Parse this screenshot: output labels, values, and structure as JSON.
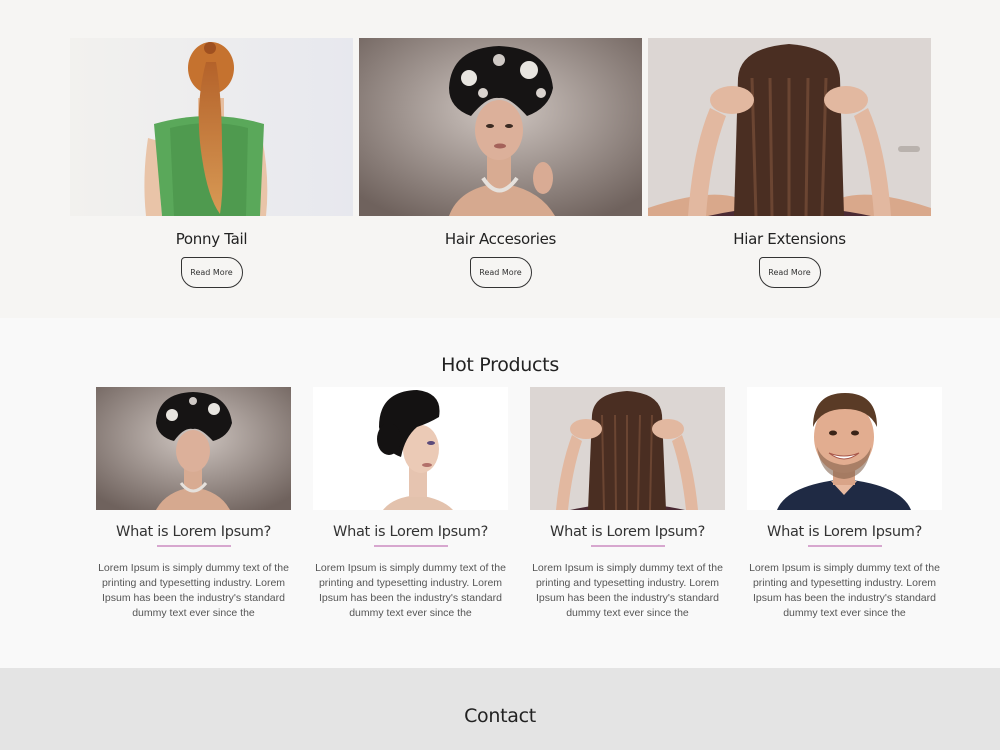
{
  "services": [
    {
      "title": "Ponny Tail",
      "button": "Read More",
      "image": "woman-ponytail-photo"
    },
    {
      "title": "Hair Accesories",
      "button": "Read More",
      "image": "woman-hair-jewels-photo"
    },
    {
      "title": "Hiar Extensions",
      "button": "Read More",
      "image": "hair-extension-photo"
    }
  ],
  "hot_products": {
    "heading": "Hot Products",
    "items": [
      {
        "title": "What is Lorem Ipsum?",
        "text": "Lorem Ipsum is simply dummy text of the printing and typesetting industry. Lorem Ipsum has been the industry's standard dummy text ever since the",
        "image": "woman-hair-jewels-photo"
      },
      {
        "title": "What is Lorem Ipsum?",
        "text": "Lorem Ipsum is simply dummy text of the printing and typesetting industry. Lorem Ipsum has been the industry's standard dummy text ever since the",
        "image": "woman-updo-photo"
      },
      {
        "title": "What is Lorem Ipsum?",
        "text": "Lorem Ipsum is simply dummy text of the printing and typesetting industry. Lorem Ipsum has been the industry's standard dummy text ever since the",
        "image": "hair-extension-photo"
      },
      {
        "title": "What is Lorem Ipsum?",
        "text": "Lorem Ipsum is simply dummy text of the printing and typesetting industry. Lorem Ipsum has been the industry's standard dummy text ever since the",
        "image": "smiling-man-photo"
      }
    ]
  },
  "contact": {
    "heading": "Contact"
  },
  "colors": {
    "accent_underline": "#d7a7cf",
    "section_bg": "#f6f5f3",
    "contact_bg": "#e4e4e4"
  }
}
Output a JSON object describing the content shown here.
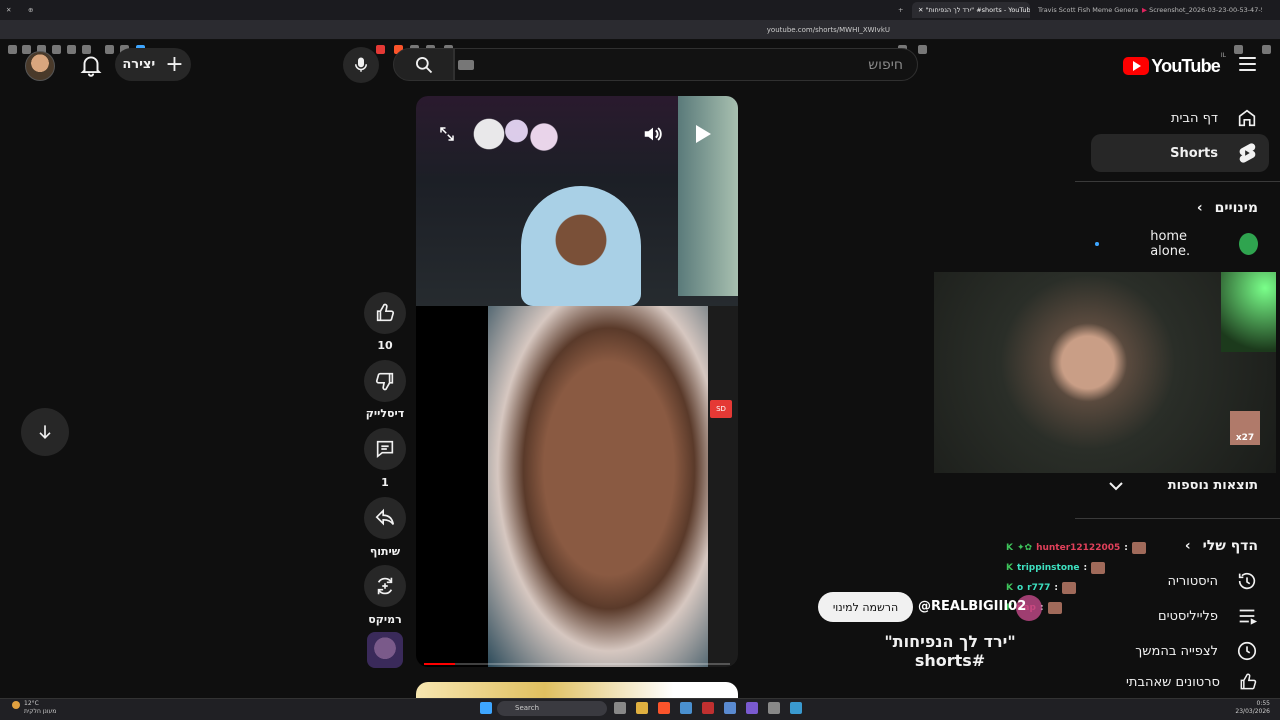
{
  "browser": {
    "tabs": [
      {
        "title": "\"ירד לך הנפיחות\" #shorts - YouTube",
        "active": true
      },
      {
        "title": "Travis Scott Fish Meme Generator - I",
        "active": false
      },
      {
        "title": "Screenshot_2026-03-23-00-53-47-5",
        "active": false
      }
    ],
    "url": "youtube.com/shorts/MWHI_XWIvkU"
  },
  "header": {
    "logo_text": "YouTube",
    "country_code": "IL",
    "search_placeholder": "חיפוש",
    "create_label": "יצירה"
  },
  "sidebar": {
    "items": [
      {
        "label": "דף הבית",
        "icon": "home-icon",
        "active": false
      },
      {
        "label": "Shorts",
        "icon": "shorts-icon",
        "active": true
      }
    ],
    "subscriptions_heading": "מינויים",
    "subscriptions": [
      {
        "name": "home alone.",
        "color": "#2fa44f"
      }
    ],
    "more_results": "תוצאות נוספות",
    "you_heading": "הדף שלי",
    "you_items": [
      {
        "label": "היסטוריה",
        "icon": "history-icon"
      },
      {
        "label": "פלייליסטים",
        "icon": "playlist-icon"
      },
      {
        "label": "לצפייה בהמשך",
        "icon": "clock-icon"
      },
      {
        "label": "סרטונים שאהבתי",
        "icon": "like-icon"
      }
    ]
  },
  "actions": {
    "like_count": "10",
    "dislike_label": "דיסלייק",
    "comment_count": "1",
    "share_label": "שיתוף",
    "remix_label": "רמיקס"
  },
  "video": {
    "title": "\"ירד לך הנפיחות\" #shorts",
    "channel": "@REALBIGIII02",
    "subscribe_label": "הרשמה למינוי",
    "progress": 0.1,
    "webcam_badge": "x27",
    "rec_label": "SD"
  },
  "chat": [
    {
      "user": "hunter12122005",
      "color": "#e0405a"
    },
    {
      "user": "trippinstone",
      "color": "#3ee0c0"
    },
    {
      "user": "r777",
      "color": "#3ee0c0"
    },
    {
      "user": "nap",
      "color": "#e0405a"
    }
  ],
  "taskbar": {
    "search_label": "Search",
    "weather_temp": "12°C",
    "weather_desc": "מעונן חלקית",
    "time": "0:55",
    "date": "23/03/2026"
  }
}
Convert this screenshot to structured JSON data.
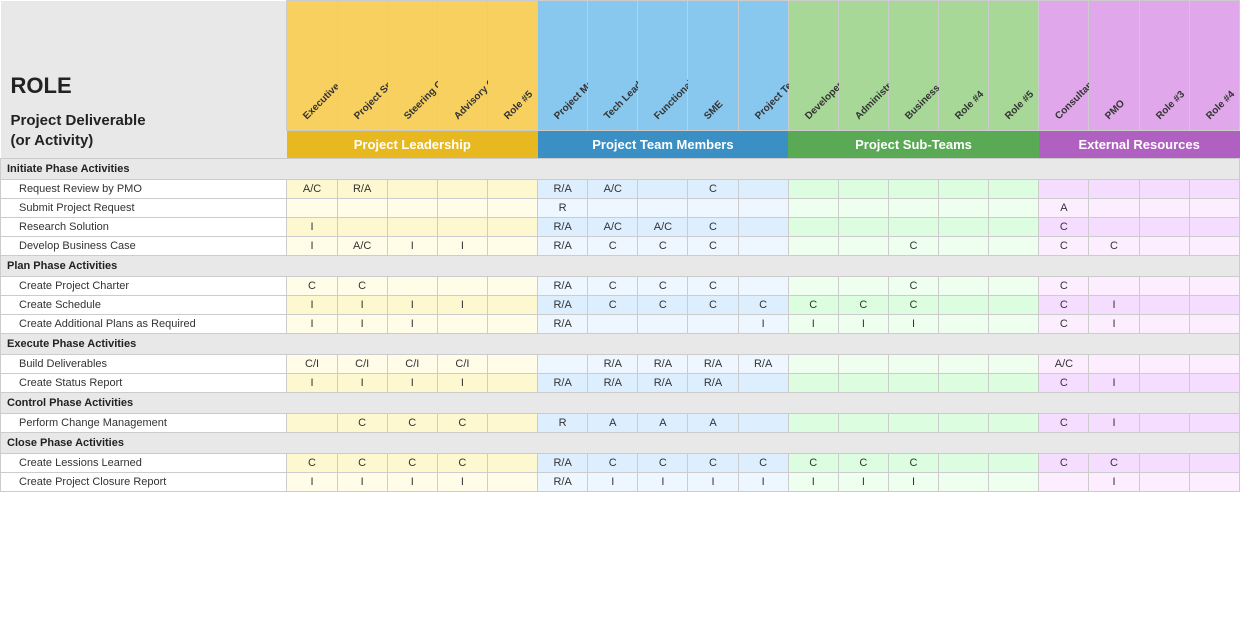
{
  "title": "ROLE",
  "deliverable_label": "Project Deliverable\n(or Activity)",
  "groups": [
    {
      "label": "Project Leadership",
      "color": "gh-leadership",
      "span": 5
    },
    {
      "label": "Project Team Members",
      "color": "gh-team",
      "span": 5
    },
    {
      "label": "Project Sub-Teams",
      "color": "gh-subteam",
      "span": 5
    },
    {
      "label": "External Resources",
      "color": "gh-external",
      "span": 4
    }
  ],
  "columns": [
    {
      "label": "Executive Sponsor",
      "group": "leadership"
    },
    {
      "label": "Project Sponsor",
      "group": "leadership"
    },
    {
      "label": "Steering Committee",
      "group": "leadership"
    },
    {
      "label": "Advisory Committee",
      "group": "leadership"
    },
    {
      "label": "Role #5",
      "group": "leadership"
    },
    {
      "label": "Project Manager",
      "group": "team"
    },
    {
      "label": "Tech Lead",
      "group": "team"
    },
    {
      "label": "Functional Lead",
      "group": "team"
    },
    {
      "label": "SME",
      "group": "team"
    },
    {
      "label": "Project Team Member",
      "group": "team"
    },
    {
      "label": "Developer",
      "group": "subteam"
    },
    {
      "label": "Administrative Support",
      "group": "subteam"
    },
    {
      "label": "Business Analyst",
      "group": "subteam"
    },
    {
      "label": "Role #4",
      "group": "subteam"
    },
    {
      "label": "Role #5",
      "group": "subteam"
    },
    {
      "label": "Consultant",
      "group": "external"
    },
    {
      "label": "PMO",
      "group": "external"
    },
    {
      "label": "Role #3",
      "group": "external"
    },
    {
      "label": "Role #4",
      "group": "external"
    }
  ],
  "rows": [
    {
      "type": "phase",
      "label": "Initiate Phase Activities"
    },
    {
      "type": "activity",
      "label": "Request Review by PMO",
      "cells": [
        "A/C",
        "R/A",
        "",
        "",
        "",
        "R/A",
        "A/C",
        "",
        "C",
        "",
        "",
        "",
        "",
        "",
        "",
        "",
        "",
        "",
        ""
      ]
    },
    {
      "type": "activity",
      "label": "Submit Project Request",
      "cells": [
        "",
        "",
        "",
        "",
        "",
        "R",
        "",
        "",
        "",
        "",
        "",
        "",
        "",
        "",
        "",
        "A",
        "",
        "",
        ""
      ]
    },
    {
      "type": "activity",
      "label": "Research Solution",
      "cells": [
        "I",
        "",
        "",
        "",
        "",
        "R/A",
        "A/C",
        "A/C",
        "C",
        "",
        "",
        "",
        "",
        "",
        "",
        "C",
        "",
        "",
        ""
      ]
    },
    {
      "type": "activity",
      "label": "Develop Business Case",
      "cells": [
        "I",
        "A/C",
        "I",
        "I",
        "",
        "R/A",
        "C",
        "C",
        "C",
        "",
        "",
        "",
        "C",
        "",
        "",
        "C",
        "C",
        "",
        ""
      ]
    },
    {
      "type": "phase",
      "label": "Plan Phase Activities"
    },
    {
      "type": "activity",
      "label": "Create Project Charter",
      "cells": [
        "C",
        "C",
        "",
        "",
        "",
        "R/A",
        "C",
        "C",
        "C",
        "",
        "",
        "",
        "C",
        "",
        "",
        "C",
        "",
        "",
        ""
      ]
    },
    {
      "type": "activity",
      "label": "Create Schedule",
      "cells": [
        "I",
        "I",
        "I",
        "I",
        "",
        "R/A",
        "C",
        "C",
        "C",
        "C",
        "C",
        "C",
        "C",
        "",
        "",
        "C",
        "I",
        "",
        ""
      ]
    },
    {
      "type": "activity",
      "label": "Create Additional Plans as Required",
      "cells": [
        "I",
        "I",
        "I",
        "",
        "",
        "R/A",
        "",
        "",
        "",
        "I",
        "I",
        "I",
        "I",
        "",
        "",
        "C",
        "I",
        "",
        ""
      ]
    },
    {
      "type": "phase",
      "label": "Execute Phase Activities"
    },
    {
      "type": "activity",
      "label": "Build Deliverables",
      "cells": [
        "C/I",
        "C/I",
        "C/I",
        "C/I",
        "",
        "",
        "R/A",
        "R/A",
        "R/A",
        "R/A",
        "",
        "",
        "",
        "",
        "",
        "A/C",
        "",
        "",
        ""
      ]
    },
    {
      "type": "activity",
      "label": "Create Status Report",
      "cells": [
        "I",
        "I",
        "I",
        "I",
        "",
        "R/A",
        "R/A",
        "R/A",
        "R/A",
        "",
        "",
        "",
        "",
        "",
        "",
        "C",
        "I",
        "",
        ""
      ]
    },
    {
      "type": "phase",
      "label": "Control Phase Activities"
    },
    {
      "type": "activity",
      "label": "Perform Change Management",
      "cells": [
        "",
        "C",
        "C",
        "C",
        "",
        "R",
        "A",
        "A",
        "A",
        "",
        "",
        "",
        "",
        "",
        "",
        "C",
        "I",
        "",
        ""
      ]
    },
    {
      "type": "phase",
      "label": "Close Phase Activities"
    },
    {
      "type": "activity",
      "label": "Create Lessions Learned",
      "cells": [
        "C",
        "C",
        "C",
        "C",
        "",
        "R/A",
        "C",
        "C",
        "C",
        "C",
        "C",
        "C",
        "C",
        "",
        "",
        "C",
        "C",
        "",
        ""
      ]
    },
    {
      "type": "activity",
      "label": "Create Project Closure Report",
      "cells": [
        "I",
        "I",
        "I",
        "I",
        "",
        "R/A",
        "I",
        "I",
        "I",
        "I",
        "I",
        "I",
        "I",
        "",
        "",
        "",
        "I",
        "",
        ""
      ]
    }
  ]
}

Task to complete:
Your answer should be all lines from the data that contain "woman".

Expected answer:
      "image": "woman-ponytail-photo"
      "image": "woman-hair-jewels-photo"
        "image": "woman-hair-jewels-photo"
        "image": "woman-updo-photo"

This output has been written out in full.